### TASK GOAL
Leave out all images and set down the records exactly as given.

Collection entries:

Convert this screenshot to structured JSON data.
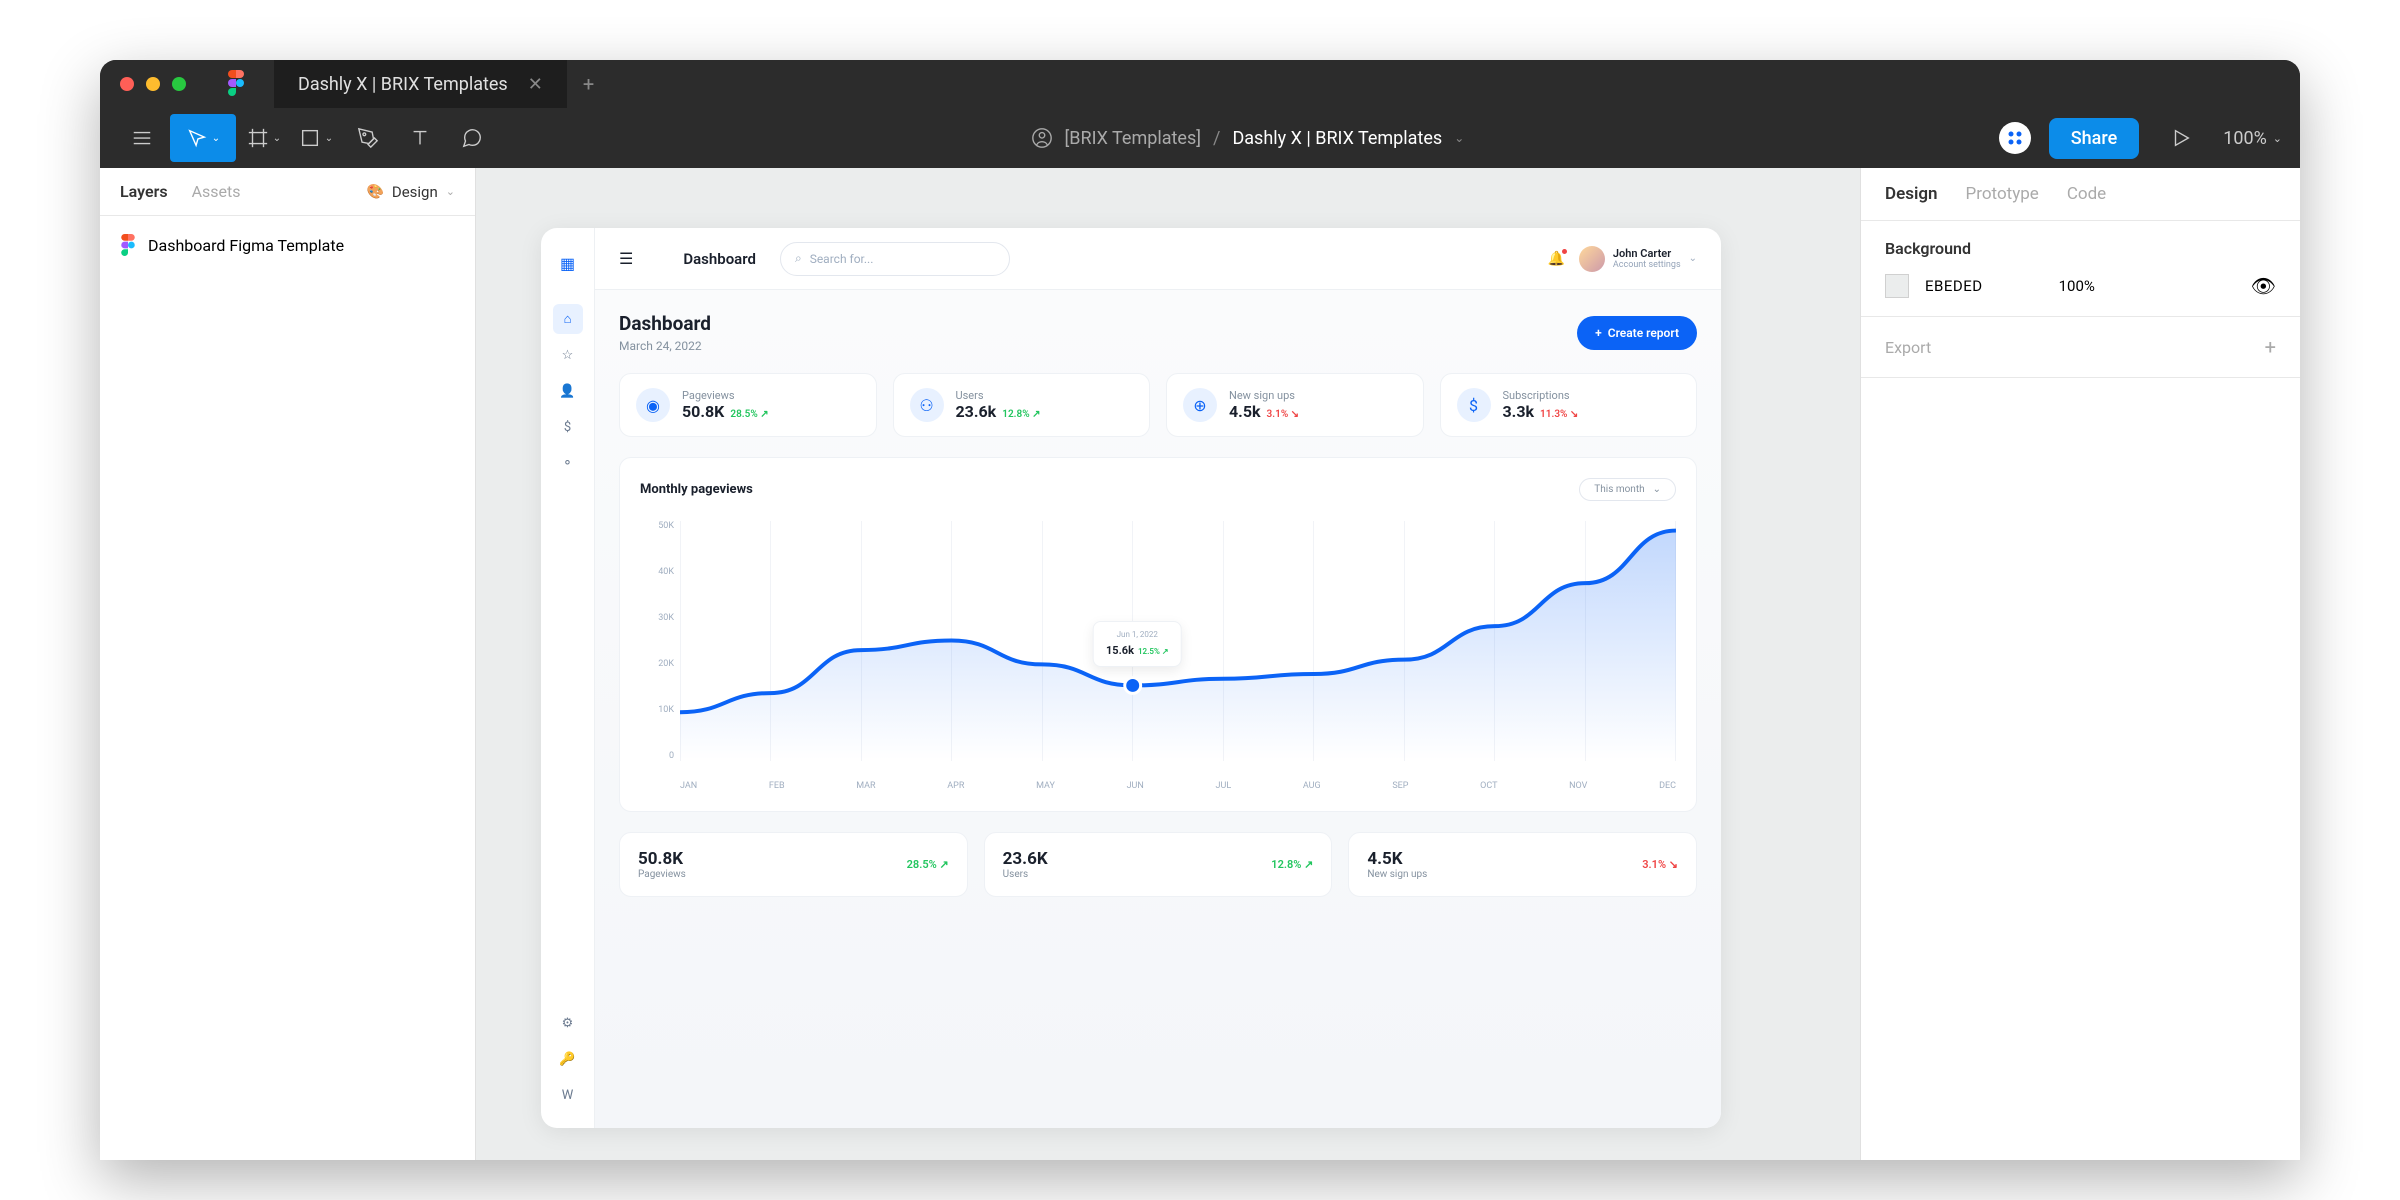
{
  "window": {
    "tab_title": "Dashly X | BRIX Templates"
  },
  "toolbar": {
    "owner": "[BRIX Templates]",
    "filename": "Dashly X | BRIX Templates",
    "share_label": "Share",
    "zoom": "100%"
  },
  "left_panel": {
    "tabs": {
      "layers": "Layers",
      "assets": "Assets"
    },
    "page": "Design",
    "root_layer": "Dashboard Figma Template"
  },
  "right_panel": {
    "tabs": {
      "design": "Design",
      "prototype": "Prototype",
      "code": "Code"
    },
    "background_label": "Background",
    "bg_color": "EBEDED",
    "bg_opacity": "100%",
    "export_label": "Export"
  },
  "dashboard": {
    "nav_header": "Dashboard",
    "search_placeholder": "Search for...",
    "user": {
      "name": "John Carter",
      "sub": "Account settings"
    },
    "page_title": "Dashboard",
    "date": "March 24, 2022",
    "create_report": "Create report",
    "stats": [
      {
        "label": "Pageviews",
        "value": "50.8K",
        "delta": "28.5%",
        "dir": "up"
      },
      {
        "label": "Users",
        "value": "23.6k",
        "delta": "12.8%",
        "dir": "up"
      },
      {
        "label": "New sign ups",
        "value": "4.5k",
        "delta": "3.1%",
        "dir": "down"
      },
      {
        "label": "Subscriptions",
        "value": "3.3k",
        "delta": "11.3%",
        "dir": "down"
      }
    ],
    "chart": {
      "title": "Monthly pageviews",
      "dropdown": "This month",
      "tooltip": {
        "date": "Jun 1, 2022",
        "value": "15.6k",
        "delta": "12.5%"
      }
    },
    "bottom_cards": [
      {
        "value": "50.8K",
        "label": "Pageviews",
        "delta": "28.5%",
        "dir": "up"
      },
      {
        "value": "23.6K",
        "label": "Users",
        "delta": "12.8%",
        "dir": "up"
      },
      {
        "value": "4.5K",
        "label": "New sign ups",
        "delta": "3.1%",
        "dir": "down"
      }
    ]
  },
  "chart_data": {
    "type": "line",
    "title": "Monthly pageviews",
    "ylabel": "",
    "ylim": [
      0,
      50
    ],
    "yticks": [
      "50K",
      "40K",
      "30K",
      "20K",
      "10K",
      "0"
    ],
    "categories": [
      "JAN",
      "FEB",
      "MAR",
      "APR",
      "MAY",
      "JUN",
      "JUL",
      "AUG",
      "SEP",
      "OCT",
      "NOV",
      "DEC"
    ],
    "values": [
      10,
      14,
      23,
      25,
      20,
      15.6,
      17,
      18,
      21,
      28,
      37,
      48
    ],
    "highlight": {
      "index": 5,
      "label": "Jun 1, 2022",
      "value": "15.6k",
      "delta": "12.5%"
    }
  }
}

### SOLVED PROBLEM
Convert this screenshot to structured JSON data.
{
  "window": {
    "tab_title": "Dashly X | BRIX Templates"
  },
  "toolbar": {
    "owner": "[BRIX Templates]",
    "filename": "Dashly X | BRIX Templates",
    "share_label": "Share",
    "zoom": "100%"
  },
  "left_panel": {
    "tabs": {
      "layers": "Layers",
      "assets": "Assets"
    },
    "page": "Design",
    "root_layer": "Dashboard Figma Template"
  },
  "right_panel": {
    "tabs": {
      "design": "Design",
      "prototype": "Prototype",
      "code": "Code"
    },
    "background_label": "Background",
    "bg_color": "EBEDED",
    "bg_opacity": "100%",
    "export_label": "Export"
  },
  "dashboard": {
    "nav_header": "Dashboard",
    "search_placeholder": "Search for...",
    "user": {
      "name": "John Carter",
      "sub": "Account settings"
    },
    "page_title": "Dashboard",
    "date": "March 24, 2022",
    "create_report": "Create report",
    "stats": [
      {
        "label": "Pageviews",
        "value": "50.8K",
        "delta": "28.5%",
        "dir": "up"
      },
      {
        "label": "Users",
        "value": "23.6k",
        "delta": "12.8%",
        "dir": "up"
      },
      {
        "label": "New sign ups",
        "value": "4.5k",
        "delta": "3.1%",
        "dir": "down"
      },
      {
        "label": "Subscriptions",
        "value": "3.3k",
        "delta": "11.3%",
        "dir": "down"
      }
    ],
    "chart": {
      "title": "Monthly pageviews",
      "dropdown": "This month",
      "tooltip": {
        "date": "Jun 1, 2022",
        "value": "15.6k",
        "delta": "12.5%"
      }
    },
    "bottom_cards": [
      {
        "value": "50.8K",
        "label": "Pageviews",
        "delta": "28.5%",
        "dir": "up"
      },
      {
        "value": "23.6K",
        "label": "Users",
        "delta": "12.8%",
        "dir": "up"
      },
      {
        "value": "4.5K",
        "label": "New sign ups",
        "delta": "3.1%",
        "dir": "down"
      }
    ]
  },
  "chart_data": {
    "type": "line",
    "title": "Monthly pageviews",
    "ylabel": "",
    "ylim": [
      0,
      50
    ],
    "yticks": [
      "50K",
      "40K",
      "30K",
      "20K",
      "10K",
      "0"
    ],
    "categories": [
      "JAN",
      "FEB",
      "MAR",
      "APR",
      "MAY",
      "JUN",
      "JUL",
      "AUG",
      "SEP",
      "OCT",
      "NOV",
      "DEC"
    ],
    "values": [
      10,
      14,
      23,
      25,
      20,
      15.6,
      17,
      18,
      21,
      28,
      37,
      48
    ],
    "highlight": {
      "index": 5,
      "label": "Jun 1, 2022",
      "value": "15.6k",
      "delta": "12.5%"
    }
  }
}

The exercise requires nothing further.